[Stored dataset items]

.....

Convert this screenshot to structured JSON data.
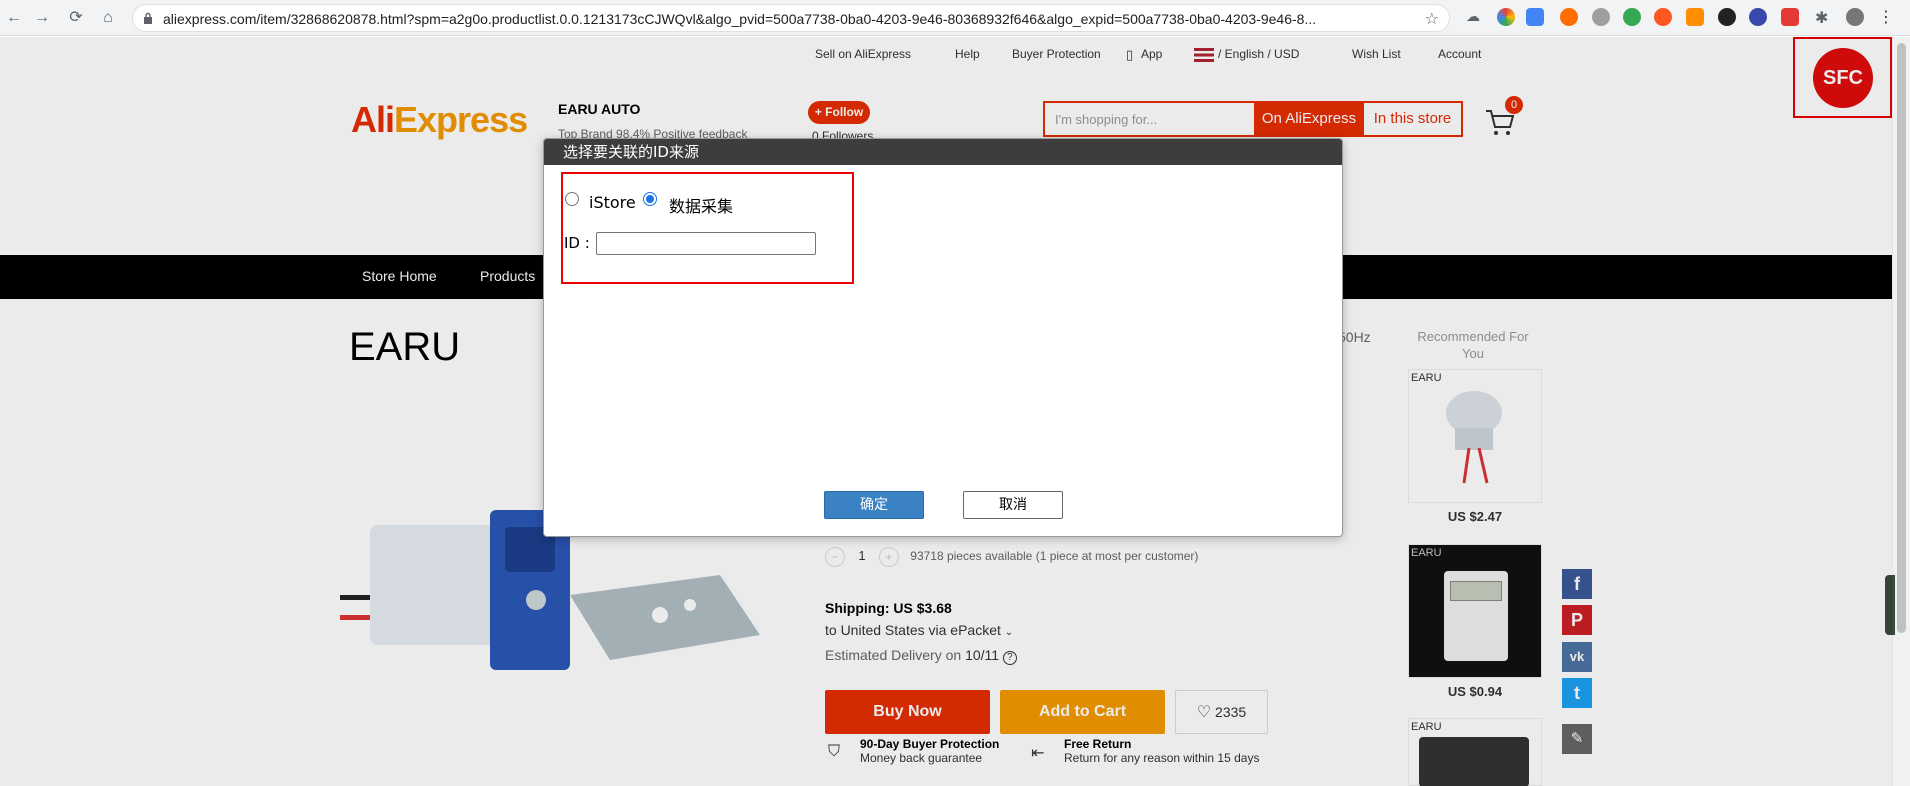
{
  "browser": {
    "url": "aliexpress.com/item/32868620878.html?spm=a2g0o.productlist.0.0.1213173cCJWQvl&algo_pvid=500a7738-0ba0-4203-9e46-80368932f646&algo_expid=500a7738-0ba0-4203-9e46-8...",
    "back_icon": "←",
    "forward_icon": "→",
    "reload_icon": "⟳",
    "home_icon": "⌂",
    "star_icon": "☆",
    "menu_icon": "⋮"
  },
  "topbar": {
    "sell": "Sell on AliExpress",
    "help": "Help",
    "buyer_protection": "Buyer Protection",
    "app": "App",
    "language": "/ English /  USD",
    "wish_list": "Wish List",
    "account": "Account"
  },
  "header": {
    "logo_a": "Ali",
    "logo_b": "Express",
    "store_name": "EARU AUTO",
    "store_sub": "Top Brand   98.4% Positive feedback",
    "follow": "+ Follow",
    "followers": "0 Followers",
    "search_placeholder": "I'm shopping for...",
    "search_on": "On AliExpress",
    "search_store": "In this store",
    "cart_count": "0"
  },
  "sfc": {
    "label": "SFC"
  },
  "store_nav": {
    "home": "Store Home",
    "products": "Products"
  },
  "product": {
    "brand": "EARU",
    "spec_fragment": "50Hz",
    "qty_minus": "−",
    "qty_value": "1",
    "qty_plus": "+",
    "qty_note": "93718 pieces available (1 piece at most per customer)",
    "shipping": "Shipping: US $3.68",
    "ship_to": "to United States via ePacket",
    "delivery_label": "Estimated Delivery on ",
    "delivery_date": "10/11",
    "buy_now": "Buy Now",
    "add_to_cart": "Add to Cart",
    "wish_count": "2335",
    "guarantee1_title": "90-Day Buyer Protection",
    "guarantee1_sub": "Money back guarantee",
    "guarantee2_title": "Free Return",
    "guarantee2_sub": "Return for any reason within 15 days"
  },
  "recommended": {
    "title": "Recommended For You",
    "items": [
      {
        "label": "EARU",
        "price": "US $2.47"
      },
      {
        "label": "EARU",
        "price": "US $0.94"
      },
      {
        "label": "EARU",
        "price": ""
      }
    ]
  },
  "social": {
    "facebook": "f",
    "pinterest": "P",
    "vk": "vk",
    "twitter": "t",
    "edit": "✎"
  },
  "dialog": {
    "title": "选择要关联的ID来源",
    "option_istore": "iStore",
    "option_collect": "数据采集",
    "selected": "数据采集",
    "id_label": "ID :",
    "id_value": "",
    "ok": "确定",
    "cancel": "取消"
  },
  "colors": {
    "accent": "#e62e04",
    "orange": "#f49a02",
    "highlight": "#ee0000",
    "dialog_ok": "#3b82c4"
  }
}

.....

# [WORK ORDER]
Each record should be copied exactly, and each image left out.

# [PROBLEM SOLUTION]
Convert this screenshot to structured JSON data.
{
  "browser": {
    "url": "aliexpress.com/item/32868620878.html?spm=a2g0o.productlist.0.0.1213173cCJWQvl&algo_pvid=500a7738-0ba0-4203-9e46-80368932f646&algo_expid=500a7738-0ba0-4203-9e46-8...",
    "back_icon": "←",
    "forward_icon": "→",
    "reload_icon": "⟳",
    "home_icon": "⌂",
    "star_icon": "☆",
    "menu_icon": "⋮"
  },
  "topbar": {
    "sell": "Sell on AliExpress",
    "help": "Help",
    "buyer_protection": "Buyer Protection",
    "app": "App",
    "language": "/ English /  USD",
    "wish_list": "Wish List",
    "account": "Account"
  },
  "header": {
    "logo_a": "Ali",
    "logo_b": "Express",
    "store_name": "EARU AUTO",
    "store_sub": "Top Brand   98.4% Positive feedback",
    "follow": "+ Follow",
    "followers": "0 Followers",
    "search_placeholder": "I'm shopping for...",
    "search_on": "On AliExpress",
    "search_store": "In this store",
    "cart_count": "0"
  },
  "sfc": {
    "label": "SFC"
  },
  "store_nav": {
    "home": "Store Home",
    "products": "Products"
  },
  "product": {
    "brand": "EARU",
    "spec_fragment": "50Hz",
    "qty_minus": "−",
    "qty_value": "1",
    "qty_plus": "+",
    "qty_note": "93718 pieces available (1 piece at most per customer)",
    "shipping": "Shipping: US $3.68",
    "ship_to": "to United States via ePacket",
    "delivery_label": "Estimated Delivery on ",
    "delivery_date": "10/11",
    "buy_now": "Buy Now",
    "add_to_cart": "Add to Cart",
    "wish_count": "2335",
    "guarantee1_title": "90-Day Buyer Protection",
    "guarantee1_sub": "Money back guarantee",
    "guarantee2_title": "Free Return",
    "guarantee2_sub": "Return for any reason within 15 days"
  },
  "recommended": {
    "title": "Recommended For You",
    "items": [
      {
        "label": "EARU",
        "price": "US $2.47"
      },
      {
        "label": "EARU",
        "price": "US $0.94"
      },
      {
        "label": "EARU",
        "price": ""
      }
    ]
  },
  "social": {
    "facebook": "f",
    "pinterest": "P",
    "vk": "vk",
    "twitter": "t",
    "edit": "✎"
  },
  "dialog": {
    "title": "选择要关联的ID来源",
    "option_istore": "iStore",
    "option_collect": "数据采集",
    "selected": "数据采集",
    "id_label": "ID :",
    "id_value": "",
    "ok": "确定",
    "cancel": "取消"
  },
  "colors": {
    "accent": "#e62e04",
    "orange": "#f49a02",
    "highlight": "#ee0000",
    "dialog_ok": "#3b82c4"
  }
}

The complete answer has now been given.